Africa is home to 75% of the world’s population without access to electricity, and the trend could worsen with population growth and local electricity infrastructure investment declining in recent years. Yet, with the cost of renewable energy falling dramatically, the financing needs to provide universal access to affordable and reliable green electricity are estimated at ‘only’ $25 billion annually by 2030. Could climate finance, which includes financial instruments for climate change mitigation or adaptation projects, cover these needs and change the game?
A new report co-produced by the AFRICA CEO FORUM and PHILAE ADVISORY makes six recommendations for Africa to mobilise climate finance ahead of the 27th United Nations Climate Change Conference (COP27) – 7 to 18 November in Sharm el-Sheikh, Egypt.
The continent has enormous potential for renewable energy but requires more profitable projects to capture international investors. At present less than one in ten renewable energy projects reaches financial close. Strong political will and a comprehensive strategy meeting the needs of people and businesses will therefore be key.

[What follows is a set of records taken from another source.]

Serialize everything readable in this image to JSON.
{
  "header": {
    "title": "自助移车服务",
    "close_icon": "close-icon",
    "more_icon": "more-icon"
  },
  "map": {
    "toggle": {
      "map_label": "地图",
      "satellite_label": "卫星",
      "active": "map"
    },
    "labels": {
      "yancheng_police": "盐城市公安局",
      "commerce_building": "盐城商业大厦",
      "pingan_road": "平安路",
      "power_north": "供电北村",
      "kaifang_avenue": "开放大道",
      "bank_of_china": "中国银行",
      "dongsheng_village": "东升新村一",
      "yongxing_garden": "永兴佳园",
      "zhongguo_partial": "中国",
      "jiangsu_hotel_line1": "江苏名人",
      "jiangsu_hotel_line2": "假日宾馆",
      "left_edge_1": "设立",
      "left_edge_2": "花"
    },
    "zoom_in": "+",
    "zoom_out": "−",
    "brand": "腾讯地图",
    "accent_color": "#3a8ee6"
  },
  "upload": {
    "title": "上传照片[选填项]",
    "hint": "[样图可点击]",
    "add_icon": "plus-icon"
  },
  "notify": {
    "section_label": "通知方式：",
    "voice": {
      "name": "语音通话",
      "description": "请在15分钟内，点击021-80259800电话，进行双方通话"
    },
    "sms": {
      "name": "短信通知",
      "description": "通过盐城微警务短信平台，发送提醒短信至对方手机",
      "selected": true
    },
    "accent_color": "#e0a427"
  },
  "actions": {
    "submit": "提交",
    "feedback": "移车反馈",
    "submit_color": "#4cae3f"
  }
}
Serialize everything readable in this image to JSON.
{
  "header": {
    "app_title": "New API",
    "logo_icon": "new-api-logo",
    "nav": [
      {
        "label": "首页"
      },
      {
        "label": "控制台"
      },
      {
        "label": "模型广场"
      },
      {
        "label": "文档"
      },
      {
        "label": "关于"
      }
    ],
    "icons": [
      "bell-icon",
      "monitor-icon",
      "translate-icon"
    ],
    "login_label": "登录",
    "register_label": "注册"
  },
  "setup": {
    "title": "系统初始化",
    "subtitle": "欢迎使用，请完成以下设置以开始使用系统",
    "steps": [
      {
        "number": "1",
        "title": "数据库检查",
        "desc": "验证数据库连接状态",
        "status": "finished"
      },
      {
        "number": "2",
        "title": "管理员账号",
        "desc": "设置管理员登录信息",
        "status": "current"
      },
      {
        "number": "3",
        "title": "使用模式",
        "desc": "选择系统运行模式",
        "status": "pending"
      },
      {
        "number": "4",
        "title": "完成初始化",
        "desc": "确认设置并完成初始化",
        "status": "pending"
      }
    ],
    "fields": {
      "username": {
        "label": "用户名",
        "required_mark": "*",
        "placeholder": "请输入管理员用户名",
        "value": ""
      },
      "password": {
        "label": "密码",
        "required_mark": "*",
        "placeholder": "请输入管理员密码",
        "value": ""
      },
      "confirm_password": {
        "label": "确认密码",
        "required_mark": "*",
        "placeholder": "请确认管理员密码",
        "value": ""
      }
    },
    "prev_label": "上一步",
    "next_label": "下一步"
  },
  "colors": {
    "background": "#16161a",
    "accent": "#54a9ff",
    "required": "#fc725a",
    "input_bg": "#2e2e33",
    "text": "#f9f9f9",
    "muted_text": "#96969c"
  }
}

#1 – Towards realistic planning and enabling regulatory frameworks
The Paris Agreement requires each country to describe its efforts to reduce national emissions and adapt to the effects of climate change, known as Nationally Determined Contributions (NDCs). In Africa, these climate plans often suffer from a poor assessment of energy needs, without which it is very difficult to achieve the necessary level of production.
In addition to generation, planning must also integrate the rest of the electricity value chain (transmission, distribution as well as off-grid), to ensure that it reaches end consumers.
Chris Flavin, Development Director of Gridworks, interviewed for the report, said: “Accelerating investment in transmission infrastructure and regional interconnections is essential to increase the share of renewables.”
Alongside improved planning, establishing fair and predictable regulatory frameworks is also a priority. These frameworks should reduce uncertainties in market access, licensing and pricing, among other aspects, to limit political, regulatory and also financial risks.
#2 & 3 – Limiting financial risk: Key to attracting private finance
Despite being the region most affected by climate change, Africa attracts only 3% of global climate finance. And of the $21 billion average raised in 2019-2020, $19 billion came from public sources, mainly from Development Finance Institutions (DFIs). Renewable energy projects typically have high transaction costs due to the complexity of the technical, financial and legal studies required.
According to Linda Munyengeterwa, Regional Director Infrastructure for Africa and the Middle East at the International Finance Corporation (IFC): “There are very few large, well-structured climate mitigation or adaptation projects that could benefit from climate finance. To play an active role in the creation and development of higher quality projects, IFC has adopted an ‘upstream’ approach to engage with clients at an early stage, well before projects are fully structured and developed”.
This support also aims to define a balanced and bankable risk allocation. DFIs can also play a role as investor-catalysts to improve returns and mitigate risk by providing better access to instruments such as guarantees, which, despite their potential to reassure private finance, remain largely underused.
The International Monetary Fund (IMF) could play a key role in ensuring that international investors allocating resources to low-income countries effectively direct capital towards mitigation or adaptation spending.
#4 – Capitalise on the potential of carbon credits today
Between 2020 and 2030 global demand for carbon credits is expected to increase from around 100 million to 1.5 billion tonnes of CO2 equivalent reduced or avoided. While carbon credits are an important additional source to finance decarbonised growth and perhaps one of the leading mechanisms to mitigate carbon emissions globally, Africa currently accounts for only 1% of the carbon credits issued in the world. It is therefore necessary to better integrate the evolving “voluntary” carbon markets.
Support for the certification process and pre-financing of carbon credits are ways to help project developers access these markets. It is also a question of preparing to operationalize mechanisms defined in Article 6 of the Paris Agreement, which aim in particular at cooperation on mitigation efforts, as established in the NDCs.
#5 & 6 – Gas, storage technology, hydrogen: key elements of a fair energy transition
Gas-fired power plants are not intermittent and can therefore increase the share of renewable energy in electricity systems. Given that natural gas generates about half the carbon emissions of coal, it is relevant to consider it as a transitional energy in Africa.
The contribution of major project financiers (both public and private) is also essential, provided that these projects are included in the NDCs and demonstrate their capacity to be part of a low-carbon trajectory.
Electricity storage can optimise the use and efficiency of the electricity grid. But a tailor-made regulatory framework is needed to mobilise more funds for investments in storage. Authorities should also help a hydrogen industry produced from renewables to emerge by creating appropriate frameworks and helping to overcome initial economic barriers, notably related to the financing of production and transport infrastructure.
A set of policies such as robust carbon pricing or facilitating land rights and environmental permits and approvals are of key importance. Development finance institutions, through the provision of innovative financing, guarantees and technical assistance to authorities, also have a key role to play in this ambition.